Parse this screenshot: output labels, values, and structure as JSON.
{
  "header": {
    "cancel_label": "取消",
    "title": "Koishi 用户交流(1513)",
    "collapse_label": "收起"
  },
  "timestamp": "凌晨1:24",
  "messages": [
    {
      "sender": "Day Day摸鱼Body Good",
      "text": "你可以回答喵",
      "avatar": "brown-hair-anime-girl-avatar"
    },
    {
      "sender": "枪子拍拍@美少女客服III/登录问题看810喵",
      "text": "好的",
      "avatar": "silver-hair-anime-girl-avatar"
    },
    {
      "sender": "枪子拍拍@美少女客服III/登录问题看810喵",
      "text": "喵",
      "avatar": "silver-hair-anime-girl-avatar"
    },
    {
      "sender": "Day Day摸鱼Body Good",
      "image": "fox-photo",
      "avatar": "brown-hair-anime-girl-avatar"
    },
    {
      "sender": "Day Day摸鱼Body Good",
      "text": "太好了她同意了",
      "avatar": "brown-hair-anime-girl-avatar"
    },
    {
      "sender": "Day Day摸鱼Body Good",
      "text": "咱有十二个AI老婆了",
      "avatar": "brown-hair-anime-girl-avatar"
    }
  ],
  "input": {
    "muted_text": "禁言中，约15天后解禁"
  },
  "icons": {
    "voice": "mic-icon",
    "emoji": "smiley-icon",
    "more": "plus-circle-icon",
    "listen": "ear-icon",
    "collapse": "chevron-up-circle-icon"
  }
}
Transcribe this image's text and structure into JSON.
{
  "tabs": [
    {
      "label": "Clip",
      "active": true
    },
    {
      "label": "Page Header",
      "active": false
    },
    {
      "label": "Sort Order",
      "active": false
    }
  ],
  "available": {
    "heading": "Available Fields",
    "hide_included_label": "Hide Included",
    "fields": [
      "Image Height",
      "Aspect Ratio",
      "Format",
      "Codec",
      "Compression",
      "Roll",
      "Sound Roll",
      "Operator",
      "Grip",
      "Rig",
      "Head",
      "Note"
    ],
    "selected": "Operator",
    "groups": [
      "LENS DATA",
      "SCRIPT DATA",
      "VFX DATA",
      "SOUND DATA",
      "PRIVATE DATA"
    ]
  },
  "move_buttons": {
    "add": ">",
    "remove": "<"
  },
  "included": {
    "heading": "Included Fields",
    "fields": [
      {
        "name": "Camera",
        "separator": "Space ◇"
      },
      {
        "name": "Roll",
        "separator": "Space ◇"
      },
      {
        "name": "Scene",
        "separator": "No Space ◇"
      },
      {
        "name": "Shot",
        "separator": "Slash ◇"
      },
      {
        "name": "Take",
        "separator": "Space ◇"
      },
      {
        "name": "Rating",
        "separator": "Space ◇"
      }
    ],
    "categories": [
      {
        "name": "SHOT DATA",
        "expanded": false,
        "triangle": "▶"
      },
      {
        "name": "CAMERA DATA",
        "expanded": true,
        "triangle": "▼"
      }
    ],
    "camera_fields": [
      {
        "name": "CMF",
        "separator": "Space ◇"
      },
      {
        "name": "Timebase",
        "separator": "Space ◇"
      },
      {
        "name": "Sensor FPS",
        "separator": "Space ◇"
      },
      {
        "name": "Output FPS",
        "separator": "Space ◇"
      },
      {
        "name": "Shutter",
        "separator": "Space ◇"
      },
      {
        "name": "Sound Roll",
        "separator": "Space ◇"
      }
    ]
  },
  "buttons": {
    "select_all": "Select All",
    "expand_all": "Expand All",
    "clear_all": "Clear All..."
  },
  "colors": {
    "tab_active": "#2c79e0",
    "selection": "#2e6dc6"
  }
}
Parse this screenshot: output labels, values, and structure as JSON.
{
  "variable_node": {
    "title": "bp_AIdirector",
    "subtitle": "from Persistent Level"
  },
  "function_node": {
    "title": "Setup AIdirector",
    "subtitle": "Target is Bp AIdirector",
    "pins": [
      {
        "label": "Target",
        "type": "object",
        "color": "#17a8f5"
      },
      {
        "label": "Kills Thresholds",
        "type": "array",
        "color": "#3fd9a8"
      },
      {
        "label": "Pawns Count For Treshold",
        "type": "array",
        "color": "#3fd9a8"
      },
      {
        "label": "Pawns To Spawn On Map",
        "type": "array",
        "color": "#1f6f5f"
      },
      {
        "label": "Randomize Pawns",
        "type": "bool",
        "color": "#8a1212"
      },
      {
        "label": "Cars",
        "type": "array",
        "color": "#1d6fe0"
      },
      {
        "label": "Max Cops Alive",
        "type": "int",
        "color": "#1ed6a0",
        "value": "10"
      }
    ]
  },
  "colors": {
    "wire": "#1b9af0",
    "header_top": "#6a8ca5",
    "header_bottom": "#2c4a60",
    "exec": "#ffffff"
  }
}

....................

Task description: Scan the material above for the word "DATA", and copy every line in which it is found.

Exercise response:
      "LENS DATA",
      "SCRIPT DATA",
      "VFX DATA",
      "SOUND DATA",
      "PRIVATE DATA"
        "name": "SHOT DATA",
        "name": "CAMERA DATA",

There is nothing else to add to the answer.